A new boiler "scrappage" scheme to help 125,000 households replace their old boilers with new, more efficient models was among a series of green measures in the Pre-Budget Report today.
Chancellor Alistair Darling said the programme, similar to the trade-in scheme for cars, would enable the installation of more efficient boilers for heating and hot water in houses to cut greenhouse gases and domestic bills.
He also announced that householders with wind turbines or solar panels on their homes who feed excess power back into the grid would receive an average of £900 a year under the "feed-in tariff" scheme which starts in April - a payment which would be tax-free.
And an extra £200 million would go to helping people make their homes more energy-efficient through measures such as insulation, supporting an additional 75,000 households.
"We must all become more energy-efficient and cut emissions, as well as household bills," he said.
The Chancellor also pledged investment in the low-carbon sectors such as wind power, and said the Government would double its commitment to carbon capture and storage - supporting four new power stations with the technology which captures CO2 and store it permanently underground.
He said the current UN climate talks in Copenhagen were a "historic" attempt to secure a new global deal on tackling climate change.
And he said addressing global warming would bring "opportunities for new low-carbon industries" and create high-skilled, highly paid jobs.

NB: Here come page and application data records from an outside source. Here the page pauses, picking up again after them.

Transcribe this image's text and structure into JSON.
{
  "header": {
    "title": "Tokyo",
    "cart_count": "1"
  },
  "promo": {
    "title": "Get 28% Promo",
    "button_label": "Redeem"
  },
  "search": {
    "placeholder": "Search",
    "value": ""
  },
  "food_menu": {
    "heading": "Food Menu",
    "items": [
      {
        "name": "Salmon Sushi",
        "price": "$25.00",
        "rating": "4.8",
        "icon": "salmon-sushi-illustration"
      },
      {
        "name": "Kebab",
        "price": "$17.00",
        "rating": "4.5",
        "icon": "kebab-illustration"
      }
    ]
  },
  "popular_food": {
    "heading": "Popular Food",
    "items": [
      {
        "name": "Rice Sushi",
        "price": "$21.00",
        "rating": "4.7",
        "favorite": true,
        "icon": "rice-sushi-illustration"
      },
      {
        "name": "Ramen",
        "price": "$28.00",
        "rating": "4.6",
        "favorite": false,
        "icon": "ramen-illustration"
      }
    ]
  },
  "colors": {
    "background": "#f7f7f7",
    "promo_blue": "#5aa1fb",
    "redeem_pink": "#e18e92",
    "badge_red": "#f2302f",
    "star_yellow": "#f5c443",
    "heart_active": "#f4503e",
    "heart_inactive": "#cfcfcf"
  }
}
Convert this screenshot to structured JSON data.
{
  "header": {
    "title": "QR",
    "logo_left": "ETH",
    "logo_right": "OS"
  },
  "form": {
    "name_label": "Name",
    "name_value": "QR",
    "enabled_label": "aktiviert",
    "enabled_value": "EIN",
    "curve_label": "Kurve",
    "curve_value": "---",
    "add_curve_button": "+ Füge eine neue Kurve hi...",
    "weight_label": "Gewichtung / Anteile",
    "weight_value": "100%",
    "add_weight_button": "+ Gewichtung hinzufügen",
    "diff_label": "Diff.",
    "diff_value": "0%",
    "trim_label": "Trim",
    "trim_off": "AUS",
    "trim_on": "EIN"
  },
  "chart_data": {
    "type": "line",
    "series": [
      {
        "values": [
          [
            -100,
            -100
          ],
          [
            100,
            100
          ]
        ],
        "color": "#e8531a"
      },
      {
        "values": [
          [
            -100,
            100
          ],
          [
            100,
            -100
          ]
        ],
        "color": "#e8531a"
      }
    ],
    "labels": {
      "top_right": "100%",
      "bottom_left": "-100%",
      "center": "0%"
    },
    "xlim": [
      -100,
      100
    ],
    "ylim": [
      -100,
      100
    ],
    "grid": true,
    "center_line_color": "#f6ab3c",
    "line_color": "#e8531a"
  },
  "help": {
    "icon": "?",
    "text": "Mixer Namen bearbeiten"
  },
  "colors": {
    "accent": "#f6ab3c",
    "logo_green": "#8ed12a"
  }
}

The extra £200 million for energy efficiency measures includes £150 million to help 75,000 of the most vulnerable households through the Warm Front scheme and £50 million to fund the greener boiler incentive.
The Chancellor said old inefficient boilers wasted around £200 on the average household bill and put an extra tonne of carbon in the atmosphere each year.
The scrappage scheme will provide £400 for people to help them replace old-style boilers with a new condensing boiler which would be more efficient.
A recent study by the Corgi Trust estimated that a scrappage scheme which gave people incentives of up to £500 to replace their existing boilers with the more energy efficient ones could deliver average savings on bills of £156 a year, almost a quarter of their total costs for heating and hot water.
But Ian Parrett, analyst with independent energy consultants Inenco, said the Government would need to offer stronger incentives for people to change their boilers.
"There is a stark contrast from the car scrappage scheme," he said.
"People are much more prepared to make financial sacrifices to swap their old car for a shiny, new model, but nobody is going to try to 'keep up with the Jones's' with a new boiler.
"It is the last thing many people want to spend money on, especially in the current economic climate."
And Greenpeace's executive director John Sauven said the speech included a few tax breaks and lots of rhetoric, but words alone would not build a low carbon economy.
"Alistair Darling peppered his speech with references to a low carbon economy, but failed to announce the scale of change that would actually give us one.
"A bold Chancellor would have scrapped Trident, saved £100 billion and used the cash to create a green investment bank.
"This would help British companies invest in clean technology, and bring thousands of new jobs and much needed energy security to the UK," he said.